This study attempted to clarify the relationship between self-esteem and anthrophobic-tendency in normal adolescents. Two questionnaires measuring self-esteem and anthrophobic-tendency were administered to junior and senior high school students, and college students. The results show that for the junior high school and college students, self-esteem and anthrophohic-tendency correlated negatively, while there was an uncorrelativeness for the senior high school students. During senior high school age, they tend to estimate themselves in terms of their own standards rather than others', which result in little correlations between self-esteem and anthrophobictendency. The conflict between one's autistic tendency and interpersonal relations tends to lead to the anthroohobic-tendency.

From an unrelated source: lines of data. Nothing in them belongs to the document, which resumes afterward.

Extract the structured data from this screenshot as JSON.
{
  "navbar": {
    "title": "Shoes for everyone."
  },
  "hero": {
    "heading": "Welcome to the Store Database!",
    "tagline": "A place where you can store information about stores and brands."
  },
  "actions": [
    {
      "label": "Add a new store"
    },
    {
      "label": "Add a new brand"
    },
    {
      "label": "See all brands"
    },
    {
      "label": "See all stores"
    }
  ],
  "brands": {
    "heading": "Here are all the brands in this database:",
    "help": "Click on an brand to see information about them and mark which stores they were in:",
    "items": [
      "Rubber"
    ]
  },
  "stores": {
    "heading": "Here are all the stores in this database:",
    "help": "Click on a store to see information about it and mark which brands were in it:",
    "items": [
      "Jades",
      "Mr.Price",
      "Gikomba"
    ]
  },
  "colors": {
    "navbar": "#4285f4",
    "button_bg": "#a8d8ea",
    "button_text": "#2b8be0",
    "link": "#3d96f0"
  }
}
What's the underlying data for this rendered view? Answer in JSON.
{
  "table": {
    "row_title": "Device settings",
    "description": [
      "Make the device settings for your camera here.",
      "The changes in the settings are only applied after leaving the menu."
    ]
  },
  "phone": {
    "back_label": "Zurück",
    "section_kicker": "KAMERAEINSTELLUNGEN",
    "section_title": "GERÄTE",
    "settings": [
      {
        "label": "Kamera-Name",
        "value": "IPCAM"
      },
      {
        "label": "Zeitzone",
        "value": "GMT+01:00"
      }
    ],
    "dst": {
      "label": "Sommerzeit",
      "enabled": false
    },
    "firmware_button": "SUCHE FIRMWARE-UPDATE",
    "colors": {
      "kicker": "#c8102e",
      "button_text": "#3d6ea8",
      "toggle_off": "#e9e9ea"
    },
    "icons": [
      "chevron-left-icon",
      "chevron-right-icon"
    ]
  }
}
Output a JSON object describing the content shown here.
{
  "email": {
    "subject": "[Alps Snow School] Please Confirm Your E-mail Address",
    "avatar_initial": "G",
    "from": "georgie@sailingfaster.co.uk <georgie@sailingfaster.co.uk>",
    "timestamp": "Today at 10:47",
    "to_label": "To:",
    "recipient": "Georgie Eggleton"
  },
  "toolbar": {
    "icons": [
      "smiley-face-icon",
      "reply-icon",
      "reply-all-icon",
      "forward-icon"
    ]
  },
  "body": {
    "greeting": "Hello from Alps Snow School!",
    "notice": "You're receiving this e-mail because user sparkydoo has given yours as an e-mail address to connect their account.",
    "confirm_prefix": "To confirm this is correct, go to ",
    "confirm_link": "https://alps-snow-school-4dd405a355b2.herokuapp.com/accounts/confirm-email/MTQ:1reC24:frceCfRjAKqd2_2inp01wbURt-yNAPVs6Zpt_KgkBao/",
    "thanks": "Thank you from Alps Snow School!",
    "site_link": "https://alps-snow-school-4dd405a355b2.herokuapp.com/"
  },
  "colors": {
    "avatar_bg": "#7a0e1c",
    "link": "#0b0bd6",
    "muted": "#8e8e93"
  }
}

Two experiments were conducted to assess the usefulness of repeated questionings for the psychophysiological detection of deception. Twenty-four female subjects were instructed to conceal the critical item which they had previously selected, and their skin conductance response (SCR) was simultaneously recorded. In Experiment 1, the amplitudes of SCR to both critical and noncritical items tended to decrease. However, responses to the critical item was consisitently larger than that to other noncritical ones during the total of nine presentations in this series where the critical item was pseud-randomly inserted among the four non-critical items. In Experiment 2, the difference of SCR to the critical and noncritical items was enhanced compared with Experiment 1 at the first exposure in three successive presentations, though this difference was diminished at the following 2nd and 3rd presentations. These results suggest that the successive presentations of stimulus under the detection of deception would be effective to discriminate the responses to critical item from noncritical items, and they are discussed in terms of stimulus significance.
The present study investigated the influence of active or passive self-esteem motive (SEM) on the process of self-image bias arousal in person perception. Subjects were 45 female college students and each were assigned to one of three experimental conditions: (a) active SEM aroused (ACTIVE), (b) passive SEM aroused (PASSIVE), (c) either SEM not aroused (CONTROL). The change in frequency of using self-desirable and self-undesirable dimensions in the descriptions of stimulus person's personality was examined among three conditions: the frequency before SEM being aroused was subtracted from the frequency after SEM being aroused. The results showed that the frequency of using self-desirable dimensions was not increased in ACTIVE condition compared with those in the other two conditions. On the other hand, the frequency of using self-undesirable dimensions was significantly decreased in PASSIVE condition than those in the others. These results suggested that there was self-image bias which decreased the importance of self-undesirable dimensions in person perception when the passive SEM was aroused.